**GIVEN DATA:**
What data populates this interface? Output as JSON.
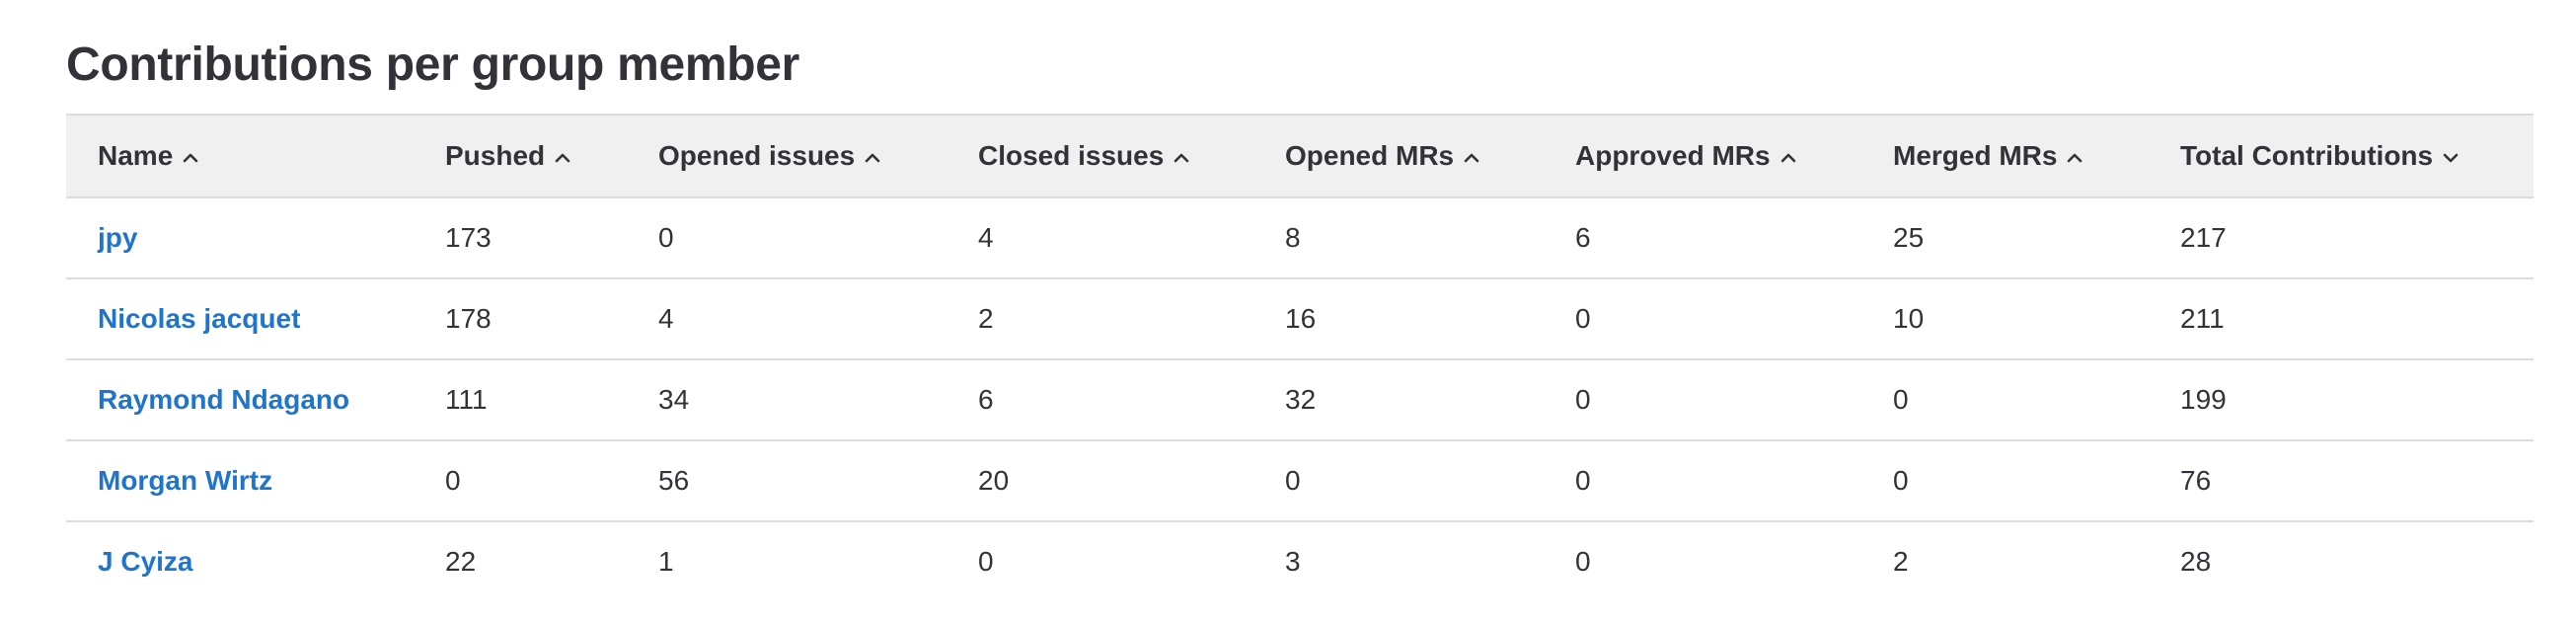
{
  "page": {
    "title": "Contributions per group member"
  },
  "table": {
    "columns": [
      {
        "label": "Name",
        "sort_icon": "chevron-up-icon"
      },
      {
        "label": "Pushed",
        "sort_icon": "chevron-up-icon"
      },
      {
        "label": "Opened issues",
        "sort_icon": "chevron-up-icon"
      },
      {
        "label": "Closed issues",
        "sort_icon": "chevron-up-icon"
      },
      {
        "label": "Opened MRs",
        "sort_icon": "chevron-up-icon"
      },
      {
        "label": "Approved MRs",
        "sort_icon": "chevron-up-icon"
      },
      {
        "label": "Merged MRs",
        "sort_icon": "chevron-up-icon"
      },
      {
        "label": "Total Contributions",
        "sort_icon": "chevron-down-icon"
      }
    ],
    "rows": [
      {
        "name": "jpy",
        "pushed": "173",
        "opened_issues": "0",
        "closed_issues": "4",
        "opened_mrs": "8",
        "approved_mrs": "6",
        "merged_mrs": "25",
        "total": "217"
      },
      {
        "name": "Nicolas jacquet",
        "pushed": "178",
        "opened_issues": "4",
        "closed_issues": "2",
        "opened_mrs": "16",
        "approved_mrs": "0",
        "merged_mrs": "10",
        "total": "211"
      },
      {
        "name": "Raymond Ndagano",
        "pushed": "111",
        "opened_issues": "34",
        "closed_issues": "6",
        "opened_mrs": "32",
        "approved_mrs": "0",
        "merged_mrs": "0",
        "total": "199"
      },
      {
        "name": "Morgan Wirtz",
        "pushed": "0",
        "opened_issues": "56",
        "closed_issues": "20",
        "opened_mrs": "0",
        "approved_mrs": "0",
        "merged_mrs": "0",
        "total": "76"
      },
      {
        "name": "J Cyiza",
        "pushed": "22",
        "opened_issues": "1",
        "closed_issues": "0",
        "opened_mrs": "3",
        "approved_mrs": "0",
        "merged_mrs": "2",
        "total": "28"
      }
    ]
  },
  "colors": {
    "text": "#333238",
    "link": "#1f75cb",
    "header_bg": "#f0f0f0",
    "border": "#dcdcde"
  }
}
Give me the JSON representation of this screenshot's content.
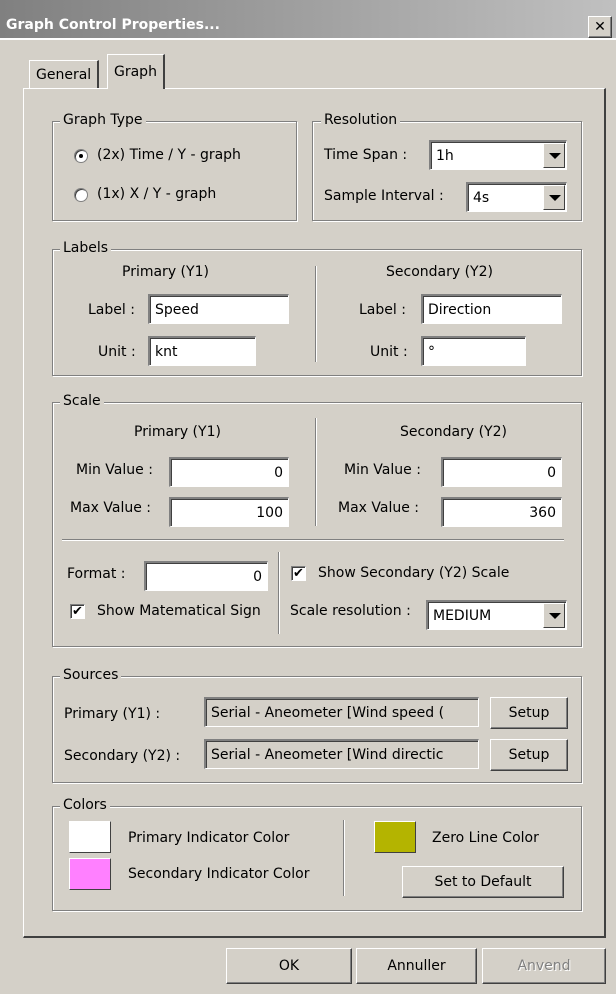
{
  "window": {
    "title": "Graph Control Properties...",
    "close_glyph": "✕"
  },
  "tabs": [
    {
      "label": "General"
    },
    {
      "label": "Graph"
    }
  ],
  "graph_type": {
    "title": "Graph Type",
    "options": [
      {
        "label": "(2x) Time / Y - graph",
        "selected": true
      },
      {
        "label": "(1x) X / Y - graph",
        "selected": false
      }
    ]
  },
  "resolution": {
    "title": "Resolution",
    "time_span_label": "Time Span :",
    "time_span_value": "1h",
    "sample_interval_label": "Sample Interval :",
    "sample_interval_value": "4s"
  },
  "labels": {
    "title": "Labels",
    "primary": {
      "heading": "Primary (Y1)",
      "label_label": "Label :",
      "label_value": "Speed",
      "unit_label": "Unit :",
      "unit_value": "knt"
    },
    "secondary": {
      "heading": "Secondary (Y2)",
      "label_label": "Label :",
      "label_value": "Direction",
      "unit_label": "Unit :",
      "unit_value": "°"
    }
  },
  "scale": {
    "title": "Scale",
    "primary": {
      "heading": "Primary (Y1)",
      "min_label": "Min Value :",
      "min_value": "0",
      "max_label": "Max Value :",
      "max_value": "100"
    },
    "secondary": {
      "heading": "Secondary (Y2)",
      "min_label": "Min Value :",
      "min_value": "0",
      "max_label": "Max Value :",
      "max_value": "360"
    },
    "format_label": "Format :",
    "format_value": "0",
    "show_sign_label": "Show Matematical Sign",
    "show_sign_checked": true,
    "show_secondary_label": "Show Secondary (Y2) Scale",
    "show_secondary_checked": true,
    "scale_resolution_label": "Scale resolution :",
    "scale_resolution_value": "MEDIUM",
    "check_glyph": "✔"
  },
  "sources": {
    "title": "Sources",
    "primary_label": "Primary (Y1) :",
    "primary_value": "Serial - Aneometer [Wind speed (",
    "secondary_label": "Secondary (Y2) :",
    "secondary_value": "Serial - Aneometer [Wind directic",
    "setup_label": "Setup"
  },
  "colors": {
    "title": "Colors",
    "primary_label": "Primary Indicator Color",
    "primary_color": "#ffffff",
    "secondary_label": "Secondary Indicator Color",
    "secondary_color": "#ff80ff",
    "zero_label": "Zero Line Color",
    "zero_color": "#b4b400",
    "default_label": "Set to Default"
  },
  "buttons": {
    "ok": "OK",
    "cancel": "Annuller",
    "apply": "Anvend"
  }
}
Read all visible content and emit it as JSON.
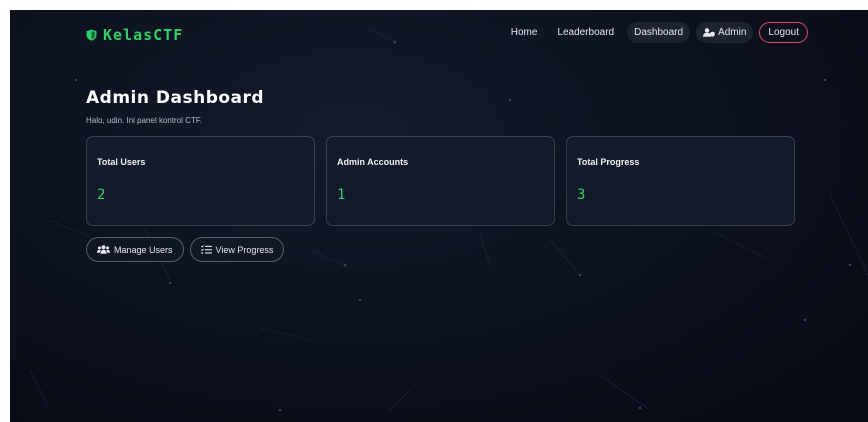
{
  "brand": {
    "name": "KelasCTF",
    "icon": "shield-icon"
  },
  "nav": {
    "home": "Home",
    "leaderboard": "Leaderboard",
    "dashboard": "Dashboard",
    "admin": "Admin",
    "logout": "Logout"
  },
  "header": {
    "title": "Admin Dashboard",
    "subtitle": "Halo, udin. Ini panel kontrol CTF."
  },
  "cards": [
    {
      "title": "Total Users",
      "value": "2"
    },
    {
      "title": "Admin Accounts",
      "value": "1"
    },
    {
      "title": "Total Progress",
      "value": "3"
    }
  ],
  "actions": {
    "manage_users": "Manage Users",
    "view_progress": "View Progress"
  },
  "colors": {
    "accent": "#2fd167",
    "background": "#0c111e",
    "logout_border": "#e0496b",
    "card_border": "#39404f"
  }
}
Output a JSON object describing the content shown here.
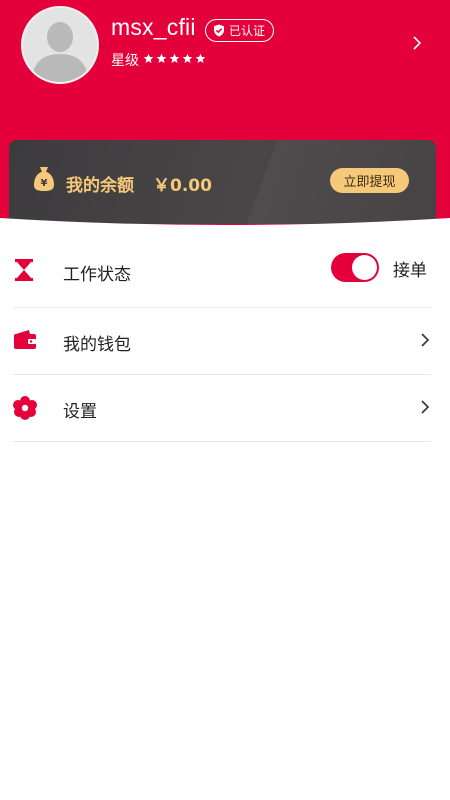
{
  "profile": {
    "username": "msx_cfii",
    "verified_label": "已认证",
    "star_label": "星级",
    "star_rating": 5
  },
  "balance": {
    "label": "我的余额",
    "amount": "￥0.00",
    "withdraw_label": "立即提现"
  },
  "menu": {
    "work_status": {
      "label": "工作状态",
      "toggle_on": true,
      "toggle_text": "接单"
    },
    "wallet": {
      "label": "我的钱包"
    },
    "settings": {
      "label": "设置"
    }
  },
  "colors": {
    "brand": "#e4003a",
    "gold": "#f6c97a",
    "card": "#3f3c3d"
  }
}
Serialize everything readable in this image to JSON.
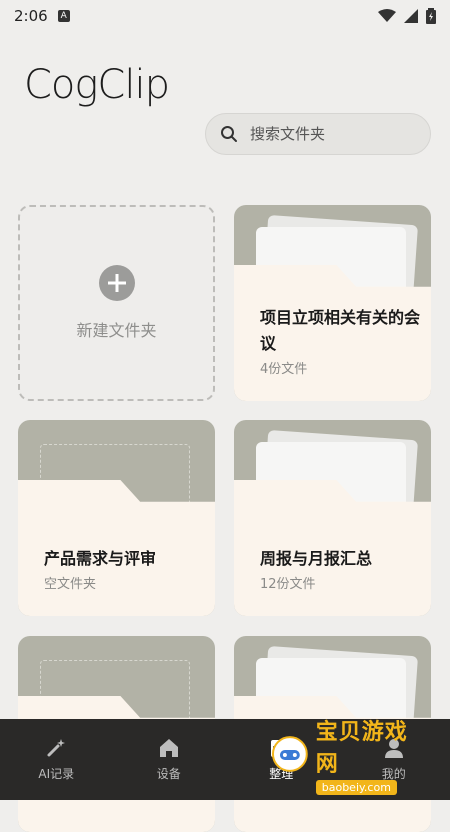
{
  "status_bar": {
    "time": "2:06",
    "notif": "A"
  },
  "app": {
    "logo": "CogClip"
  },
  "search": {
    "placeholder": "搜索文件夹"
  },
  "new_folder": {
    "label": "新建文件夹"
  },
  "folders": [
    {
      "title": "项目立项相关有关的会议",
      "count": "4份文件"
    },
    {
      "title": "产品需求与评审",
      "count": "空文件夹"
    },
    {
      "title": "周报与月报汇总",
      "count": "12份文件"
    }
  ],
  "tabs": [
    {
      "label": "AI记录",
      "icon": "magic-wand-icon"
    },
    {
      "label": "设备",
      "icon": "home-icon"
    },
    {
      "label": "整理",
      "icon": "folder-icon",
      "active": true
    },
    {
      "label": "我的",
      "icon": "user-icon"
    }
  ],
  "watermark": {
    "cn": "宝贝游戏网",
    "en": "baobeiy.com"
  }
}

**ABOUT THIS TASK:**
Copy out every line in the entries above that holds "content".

**YOUR RESPONSE:**
Give me the JSON representation of this screenshot's content.
Read all visible content and emit it as JSON.
Output a JSON object describing the content shown here.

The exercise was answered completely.